Television as Historian, Part 2: Reframing the Past from Inside the TV Environment
- Film & History: An Interdisciplinary Journal of Film and Television Studies
- Center for the Study of Film and History
- Volume 30, Number 2, 2000
- pp. 5-6
- Additional Information
Television as Historian | Special In-Depth Section TELEVISION AS HISTORIAN, PART 2: REFRAMlMG THE PAST FROM INSIDE THE TV ENVIRONMENT by Gary Edgerton, Old Dominion University One of the more ironic aspects of history on TV is that television has long been identified by an assortment of scholars, such as the late cultural critic Christopher Lasch in his best-selling , The Culture ofNarcissism (1979), as one of the principal reasons why there is a "waning sense of historical time" in contemporary life.1 According to this point of view, people in information- based societies live fully immersed in a mediated environment that ostensibly is invisible to them, even as they busily operate inside of it, habitually communicating and consuming electronic imagery and sound in an often wide-eyed present tense. Television viewers around the world routinely summon into their homes with the touch of a button the most extensive rendering of their own national culture and heritage, as well as aspects of many other cultures, and frankly, pay scant attention to the many clues that it has to tell them about their respective place within the historical flow ofthings. Proponents of media literacy, especially, advocate that we all should do more than just relax in this ephemeral stream of words and pictures; we should investigate more closely what these countless reflections suggest about who we are, where we came from, what we value, and where we might be headed in the future. Many socialtheorists have additionally written abouthow Americans and members of other Western societies have radically transformed themselves and their cultures since World War II. They describe these various changes and the resulting new era by a number of fashionable terms, such as post-industrial, or postmodern, or the media age. Whatever we choose to call this period, America and other countries across the globe have profoundly changed since 1946, redefining the way people conduct their home life, work, and leisure time, participate as citizens and consumers, and preserve and value theirrelationship with the past as individuals and as members ofmass mediated societies throughout the planet. In 1964, Marshall McLuhan was the first media critic to describe TV as something more than just a medium, an industry, a social institution, or even a cultural force. He believed the sweep and impact oftelevision was even larger and more subtle than any of these four characteristics separately. In Understanding Media, he went so far as to claim that "TV is environmental and imperceptible, like all environments."2 Part 2 of this special focus issue is similarly grounded on the assumption that analyzing the environmental components which to a large extent define and determine the TV content that we see is essential to a fuller understanding of "television as historian." In his role as founding co-editor of Film & History and in his subsequent publications, such as American History/American Television (1983) and Image as Artifact (1990), John E. O'Connor was particularly instrumental in encouraging critical attention to move beyond textual analyses alone to TV "production and reception [as] frameworks for historical inquiry."3 This second of two succeeding theme issues likewise locates "television as historian" within the overriding organizational contexts ofTV production and reception.

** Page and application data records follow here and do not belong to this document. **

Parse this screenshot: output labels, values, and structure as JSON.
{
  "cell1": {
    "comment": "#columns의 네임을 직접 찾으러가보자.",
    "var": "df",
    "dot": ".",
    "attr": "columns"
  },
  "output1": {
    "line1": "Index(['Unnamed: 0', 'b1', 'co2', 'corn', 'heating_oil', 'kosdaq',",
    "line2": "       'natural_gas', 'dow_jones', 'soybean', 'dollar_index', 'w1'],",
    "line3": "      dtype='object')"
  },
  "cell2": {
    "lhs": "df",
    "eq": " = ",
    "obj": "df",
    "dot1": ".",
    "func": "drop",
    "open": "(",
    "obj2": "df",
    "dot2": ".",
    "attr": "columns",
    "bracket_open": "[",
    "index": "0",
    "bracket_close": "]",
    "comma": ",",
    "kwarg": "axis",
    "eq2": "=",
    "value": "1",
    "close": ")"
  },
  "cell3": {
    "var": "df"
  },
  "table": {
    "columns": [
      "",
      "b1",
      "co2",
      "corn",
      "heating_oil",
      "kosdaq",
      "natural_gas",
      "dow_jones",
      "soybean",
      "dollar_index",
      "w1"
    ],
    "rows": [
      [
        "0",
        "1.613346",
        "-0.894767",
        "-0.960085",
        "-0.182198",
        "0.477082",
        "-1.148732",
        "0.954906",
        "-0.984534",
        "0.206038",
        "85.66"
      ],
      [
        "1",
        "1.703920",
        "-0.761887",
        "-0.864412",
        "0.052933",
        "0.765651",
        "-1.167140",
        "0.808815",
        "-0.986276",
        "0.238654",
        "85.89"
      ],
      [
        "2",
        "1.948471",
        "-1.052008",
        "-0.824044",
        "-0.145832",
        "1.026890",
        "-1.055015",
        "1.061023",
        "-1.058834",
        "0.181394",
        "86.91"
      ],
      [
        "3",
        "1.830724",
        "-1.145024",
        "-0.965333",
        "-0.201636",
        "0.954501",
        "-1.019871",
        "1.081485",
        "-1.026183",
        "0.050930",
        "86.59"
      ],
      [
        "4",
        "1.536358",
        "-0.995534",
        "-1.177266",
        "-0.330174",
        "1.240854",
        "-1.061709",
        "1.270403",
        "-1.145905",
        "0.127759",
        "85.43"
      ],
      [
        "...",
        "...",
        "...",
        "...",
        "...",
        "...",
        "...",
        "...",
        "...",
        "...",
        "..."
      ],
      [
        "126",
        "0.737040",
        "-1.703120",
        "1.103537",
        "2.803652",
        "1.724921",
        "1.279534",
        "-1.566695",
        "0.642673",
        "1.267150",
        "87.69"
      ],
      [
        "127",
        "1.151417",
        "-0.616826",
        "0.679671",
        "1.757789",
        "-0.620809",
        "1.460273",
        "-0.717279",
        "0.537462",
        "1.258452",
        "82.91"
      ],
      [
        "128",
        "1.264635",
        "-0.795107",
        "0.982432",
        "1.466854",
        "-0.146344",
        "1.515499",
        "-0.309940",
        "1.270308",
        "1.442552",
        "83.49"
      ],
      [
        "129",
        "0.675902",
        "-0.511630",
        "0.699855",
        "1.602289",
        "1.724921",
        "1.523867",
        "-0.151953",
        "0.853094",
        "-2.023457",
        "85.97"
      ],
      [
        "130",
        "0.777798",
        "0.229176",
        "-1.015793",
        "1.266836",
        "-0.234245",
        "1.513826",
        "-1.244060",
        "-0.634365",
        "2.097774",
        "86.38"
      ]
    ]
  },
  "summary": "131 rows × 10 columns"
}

Brian Taves, for example, evaluates the professional goals and programming output of the most prominent cable network specializing in historical content in "The History Channel and the Challenge ofHistorical Programming." Premiering in early 1995, this service has become an unqualified commercial success as a regular offering in most basic cable packages in the United States and Britain. Taves explains why The History Channel incorporates historical fiction into a mostly non-fictional format, delineating the types ofpopular history presented as well as the different styles that are utilized by the producers who work for this network. Douglas Gomery follows with a detailed examination of Washington, D.C. TV on January 21, 1957, the day of President Eisenhower's second inauguration, to illustrate the limits of using a mostly national perspective in "Rethinking Television History." The author, in contrast, constructs a "bottom up" view of how local TV developments eventually influenced programming and policy-making decisions on the network level by skillfully augmenting his background and insights into...